JCPenney filed for bankruptcy on May 15, 2020, and announced the immediate closure of 242 stores.
In fact, the company became one of 20 retail businesses that would go bankrupt because of the pandemic in North America.
In September 2020, JCPenney was acquired by Simon Property Group and Brookfield Asset Management in a cash and debt deal worth around $800 million.
Post-acquisition, the new owners plan to close nearly a third of all remaining JCPenney stores in the next two years.
The company headquarters in Plano, Texas, was also vacated with no new location as yet announced.
The future remains uncertain for the company as consumer spending and bricks-and-mortar shopping continue to be impacted.
This was highlighted by findings released by Mastercard in late 2020 showing that department store sales – once the bread and butter of JCPenney – had declined by 10.2% over the October-December holiday period.
- JCPenney is an American department store chain founded by James Cash Penney and William Henry McManus in 1902. The company filed for bankruptcy in 2020 and after an acquisition, continues to operate in a limited capacity.
- JCPenney posted billion-dollar losses after the GFC and in response, appointed new CEO Ron Johnson. Unfortunately, Johnson alienated the company’s target audience by focusing on the affluent market and revamping JCPenney stores without validating his ideas.

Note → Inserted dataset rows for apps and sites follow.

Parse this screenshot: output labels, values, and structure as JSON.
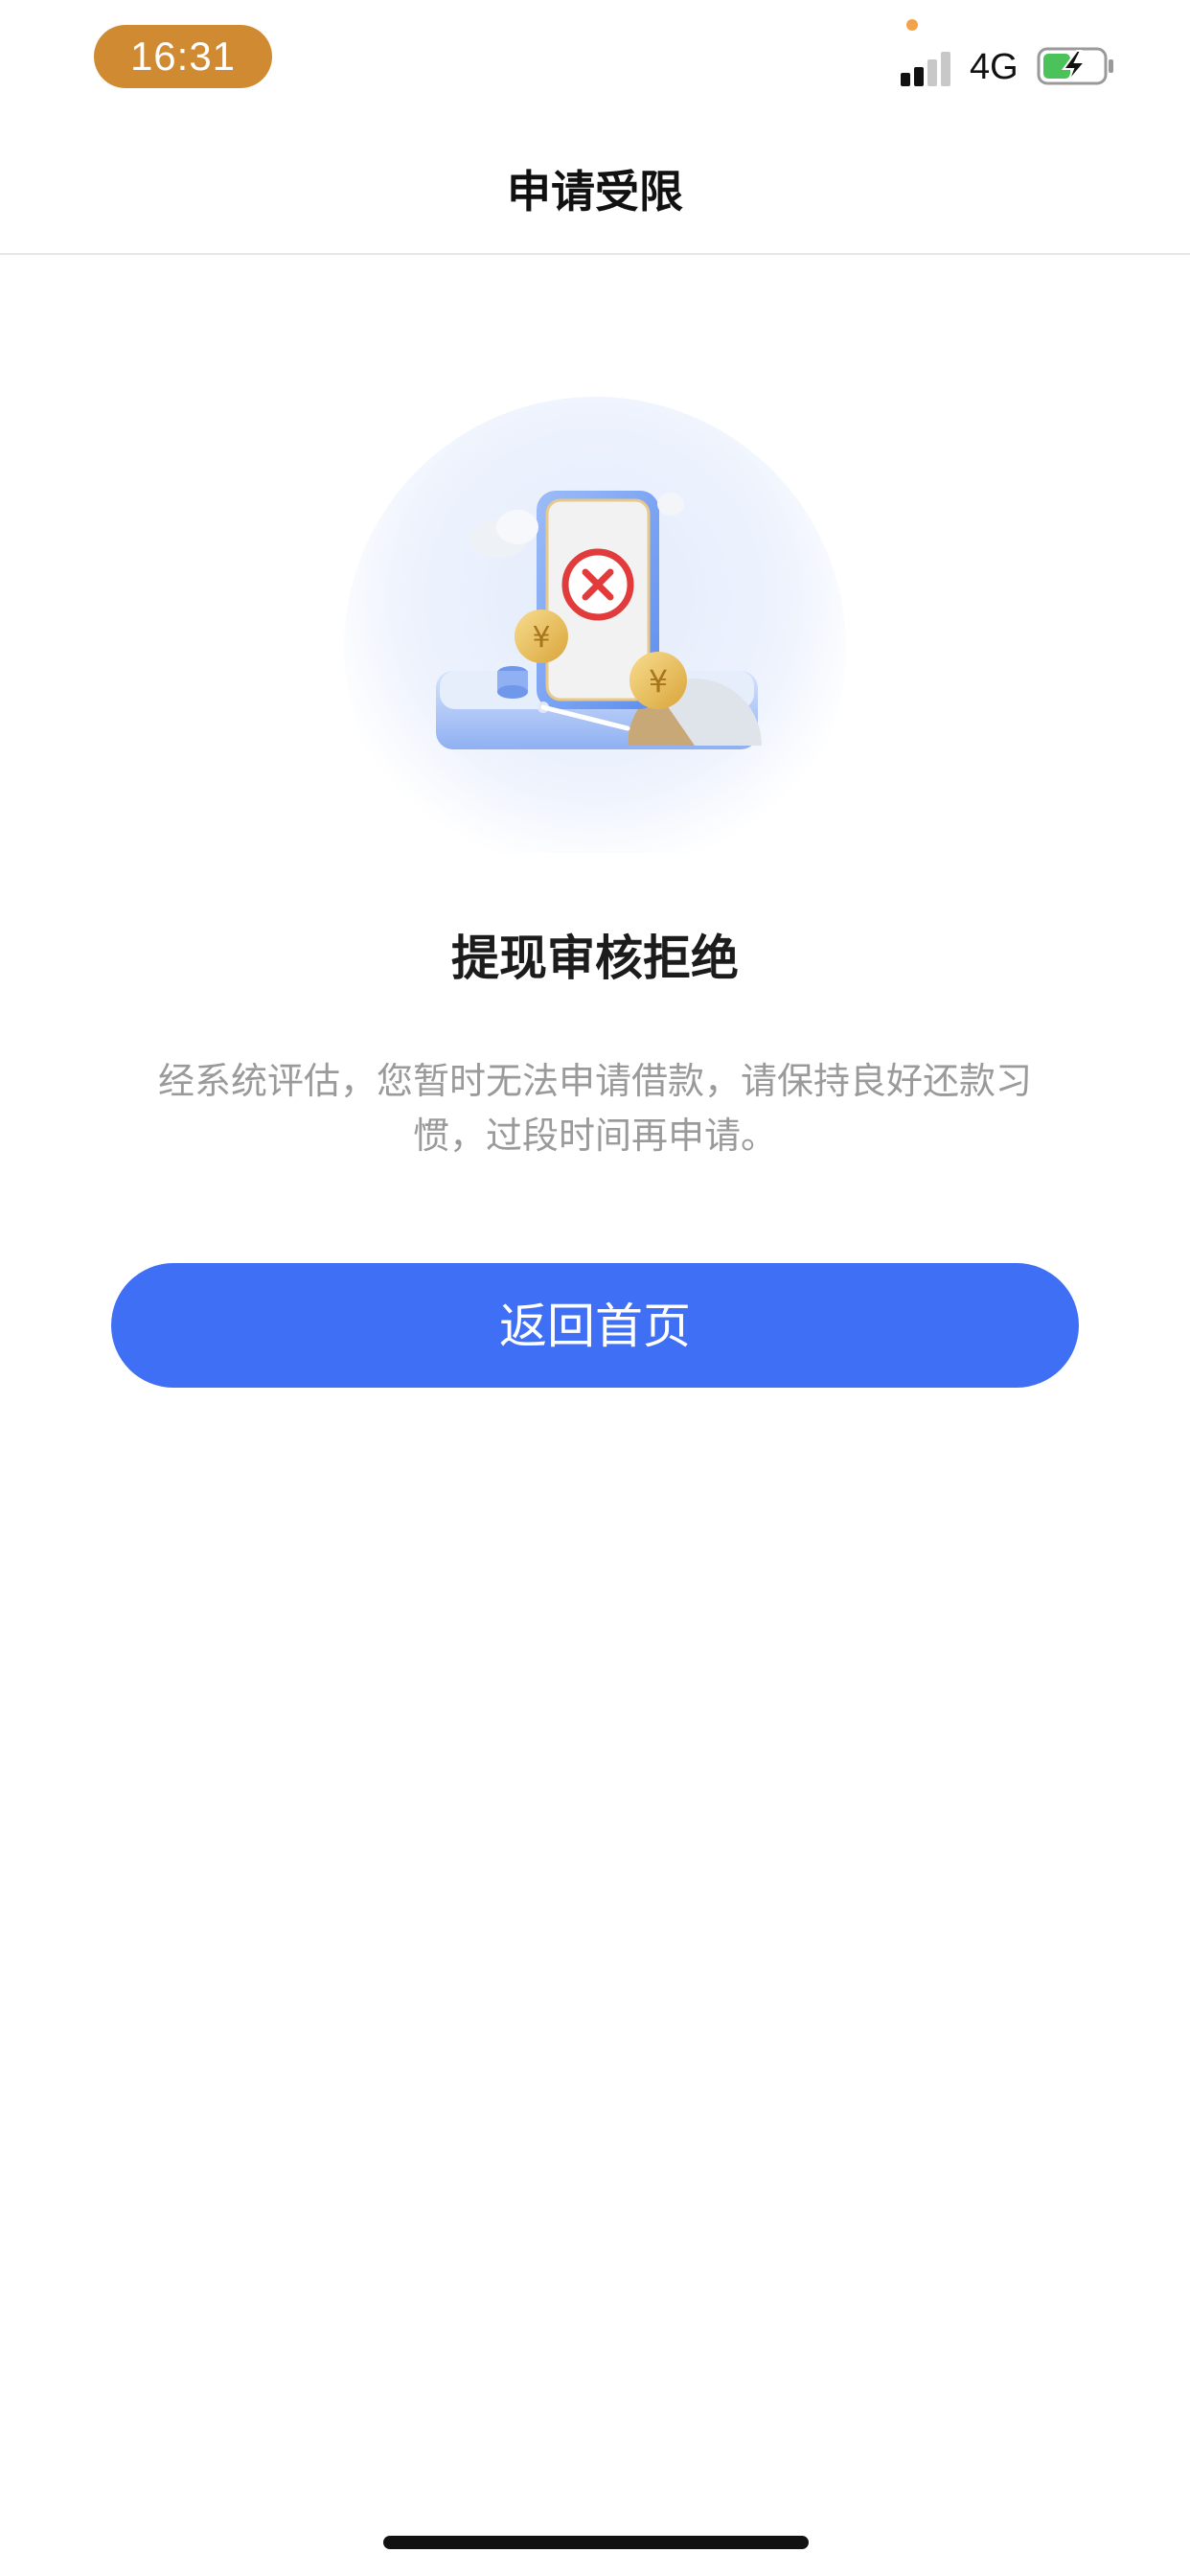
{
  "status_bar": {
    "time": "16:31",
    "network": "4G",
    "battery_charging": true,
    "accent_color": "#d08a32"
  },
  "nav": {
    "title": "申请受限"
  },
  "result": {
    "title": "提现审核拒绝",
    "description": "经系统评估，您暂时无法申请借款，请保持良好还款习惯，过段时间再申请。",
    "icon": "rejected-phone-illustration"
  },
  "actions": {
    "home_button_label": "返回首页",
    "button_color": "#3e6ff4"
  }
}
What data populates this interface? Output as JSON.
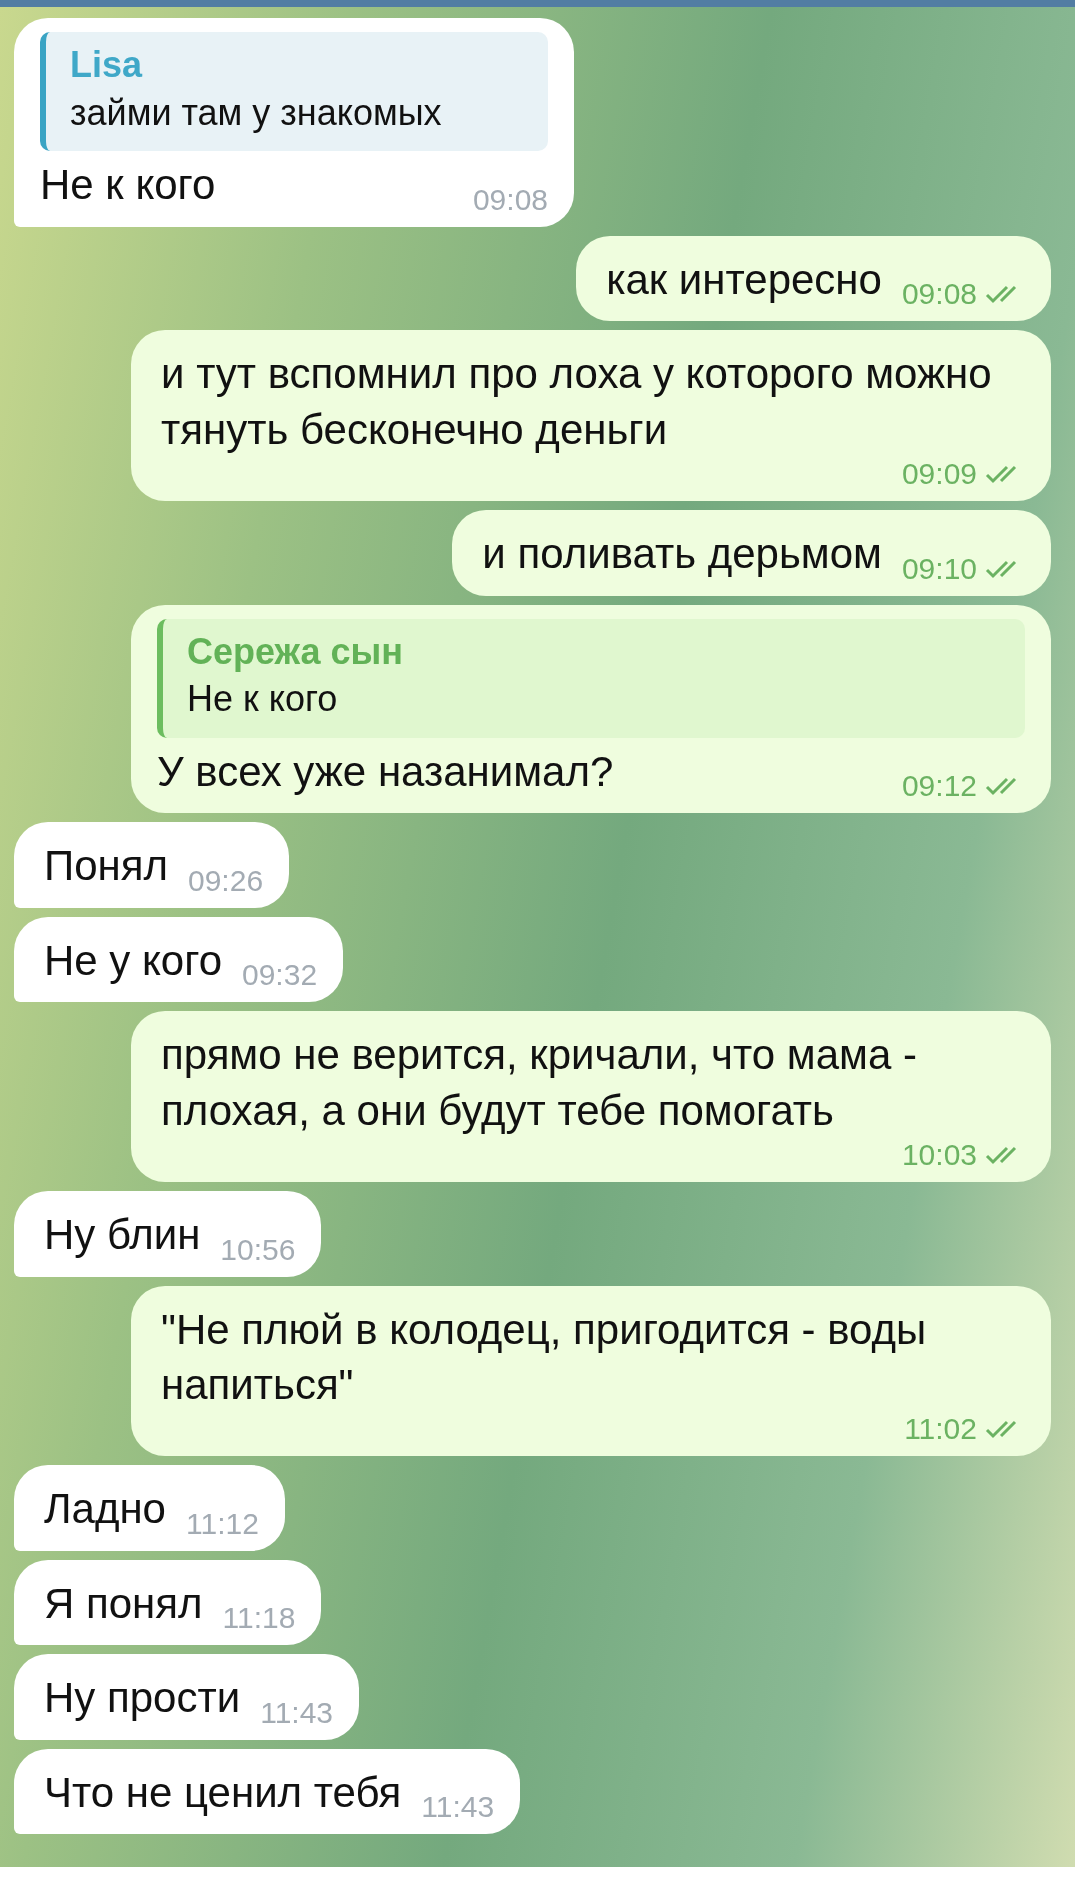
{
  "messages": [
    {
      "kind": "incoming",
      "reply": {
        "author": "Lisa",
        "text": "займи там у знакомых"
      },
      "text": "Не к кого",
      "time": "09:08"
    },
    {
      "kind": "outgoing",
      "text": "как интересно",
      "time": "09:08",
      "read": true
    },
    {
      "kind": "outgoing",
      "text": "и тут вспомнил про лоха у которого можно тянуть бесконечно деньги",
      "time": "09:09",
      "read": true
    },
    {
      "kind": "outgoing",
      "text": "и поливать дерьмом",
      "time": "09:10",
      "read": true
    },
    {
      "kind": "outgoing",
      "reply": {
        "author": "Сережа сын",
        "text": "Не к кого"
      },
      "text": "У всех уже назанимал?",
      "time": "09:12",
      "read": true
    },
    {
      "kind": "incoming",
      "text": "Понял",
      "time": "09:26"
    },
    {
      "kind": "incoming",
      "text": "Не у кого",
      "time": "09:32"
    },
    {
      "kind": "outgoing",
      "text": "прямо не верится, кричали, что мама - плохая, а они будут тебе  помогать",
      "time": "10:03",
      "read": true
    },
    {
      "kind": "incoming",
      "text": "Ну блин",
      "time": "10:56"
    },
    {
      "kind": "outgoing",
      "text": "\"Не плюй в колодец, пригодится - воды напиться\"",
      "time": "11:02",
      "read": true
    },
    {
      "kind": "incoming",
      "text": "Ладно",
      "time": "11:12"
    },
    {
      "kind": "incoming",
      "text": "Я понял",
      "time": "11:18"
    },
    {
      "kind": "incoming",
      "text": "Ну прости",
      "time": "11:43"
    },
    {
      "kind": "incoming",
      "text": "Что не ценил тебя",
      "time": "11:43"
    }
  ]
}
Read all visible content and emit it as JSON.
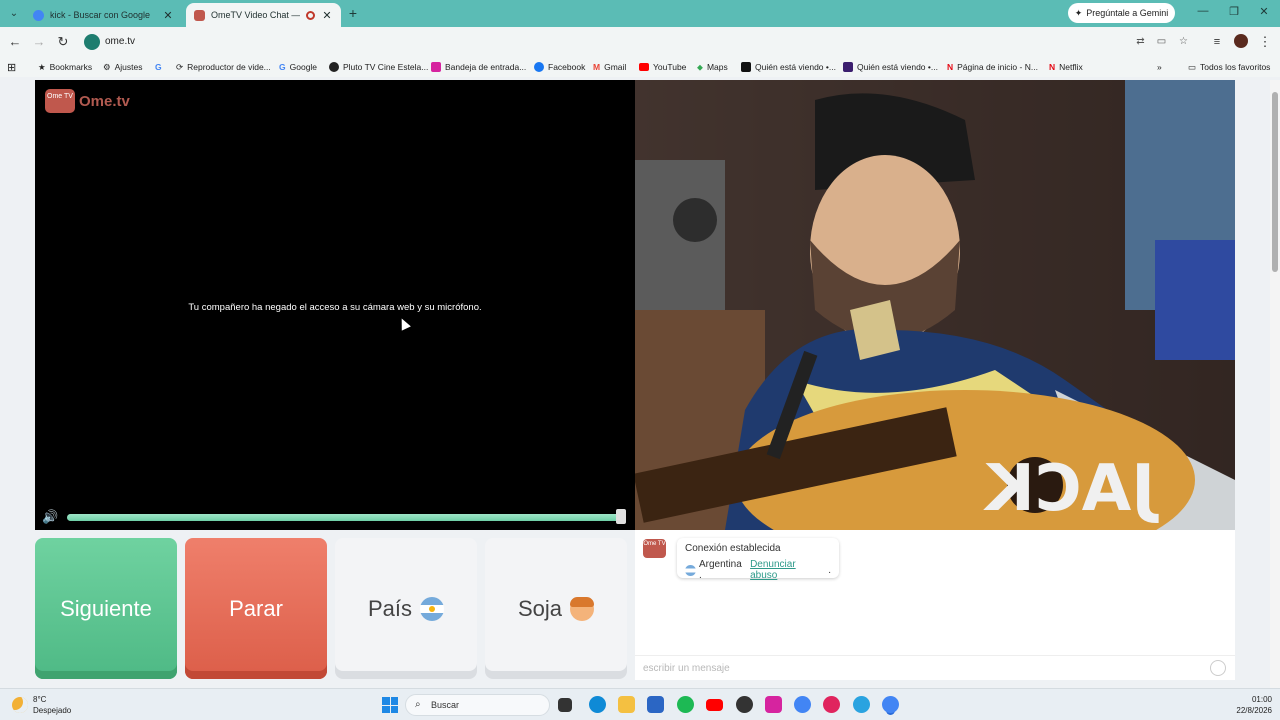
{
  "browser": {
    "tabs": [
      {
        "title": "kick - Buscar con Google",
        "active": false,
        "favicon_color": "#4285f4"
      },
      {
        "title": "OmeTV Video Chat — Altern",
        "active": true,
        "favicon_color": "#c0584d"
      }
    ],
    "gemini_label": "Pregúntale a Gemini",
    "url": "ome.tv",
    "bookmarks": [
      {
        "label": "Bookmarks",
        "icon": "star-icon"
      },
      {
        "label": "Ajustes",
        "icon": "gear-icon"
      },
      {
        "label": "",
        "icon": "google-icon"
      },
      {
        "label": "Reproductor de vide...",
        "icon": "video-player-icon"
      },
      {
        "label": "Google",
        "icon": "google-icon"
      },
      {
        "label": "Pluto TV Cine Estela...",
        "icon": "pluto-tv-icon"
      },
      {
        "label": "Bandeja de entrada...",
        "icon": "instagram-icon"
      },
      {
        "label": "Facebook",
        "icon": "facebook-icon"
      },
      {
        "label": "Gmail",
        "icon": "gmail-icon"
      },
      {
        "label": "YouTube",
        "icon": "youtube-icon"
      },
      {
        "label": "Maps",
        "icon": "maps-icon"
      },
      {
        "label": "Quién está viendo •...",
        "icon": "profile-icon"
      },
      {
        "label": "Quién está viendo •...",
        "icon": "max-icon"
      },
      {
        "label": "Página de inicio - N...",
        "icon": "netflix-icon"
      },
      {
        "label": "Netflix",
        "icon": "netflix-icon"
      }
    ],
    "all_bookmarks_label": "Todos los favoritos"
  },
  "ometv": {
    "logo_small": "Ome TV",
    "logo_text": "Ome.tv",
    "remote_message": "Tu compañero ha negado el acceso a su cámara web y su micrófono.",
    "volume_level": 1.0,
    "buttons": {
      "next": "Siguiente",
      "stop": "Parar",
      "country": "País",
      "gender": "Soja"
    },
    "chat": {
      "status": "Conexión establecida",
      "country": "Argentina .",
      "report_link": "Denunciar abuso",
      "report_suffix": ".",
      "input_placeholder": "escribir un mensaje"
    }
  },
  "taskbar": {
    "weather_temp": "8°C",
    "weather_desc": "Despejado",
    "search_placeholder": "Buscar",
    "time": "01:00",
    "date": "22/8/2026"
  },
  "colors": {
    "browser_accent": "#5bbcb5",
    "next_button": "#4eb985",
    "stop_button": "#dc5e49",
    "link": "#2f9a8a"
  }
}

- JCPenney was ultimately crippled by the coronavirus pandemic, becoming one of twenty such companies to meet a similar end in the face of sluggish consumer spending and reduced foot traffic.
- JCPenney is an American department store chain founded in 1902, known for its popularity during the mall shopping era.
- In the aftermath of the Global Financial Crisis, JCPenney faced declining revenue and appointed new CEO Ron Johnson in June 2011 to turn the company around.
- Johnson implemented a transformative plan, hiring outsiders for critical positions, firing 19,000 employees, and removing JCPenney’s discount pricing strategy.
- He initiated a massive store revamp, but the changes did not resonate with consumers, and employee morale suffered due to the mass terminations.
- The revamped stores featured an Apple-inspired genius bar, but it failed to attract shoppers as Johnson had hoped.
- Changing the pricing system, replacing ‘sale’ with ‘month-long savings’, confused consumers and damaged the JCPenney brand.
- Johnson’s focus on affluent shoppers alienated the traditional value-seeking customer base.
- Sales fell by 25% under Johnson’s tenure, resulting in a further $4.3 billion loss in revenue.
- The coronavirus pandemic and the shift to online shopping dealt a severe blow to JCPenney, leading to its bankruptcy filing on May 15, 2020.
- The company closed 242 stores immediately after filing for bankruptcy, becoming one of 20 retail businesses to go bankrupt due to the pandemic in North America.
- In September 2020, JCPenney was acquired by Simon Property Group and Brookfield Asset Management in a cash and debt deal worth around $800 million.
- Post-acquisition, the new owners plan to close nearly a third of all remaining JCPenney stores in the next two years.
- The company’s headquarters in Plano, Texas, was vacated with no new location announced yet.
- The future remains uncertain for JCPenney as consumer spending and bricks-and-mortar shopping continue to be impacted.
- Department store sales, once the bread and butter of JCPenney, declined by 10.2% over the October-December holiday period according to Mastercard’s findings released in late 2020.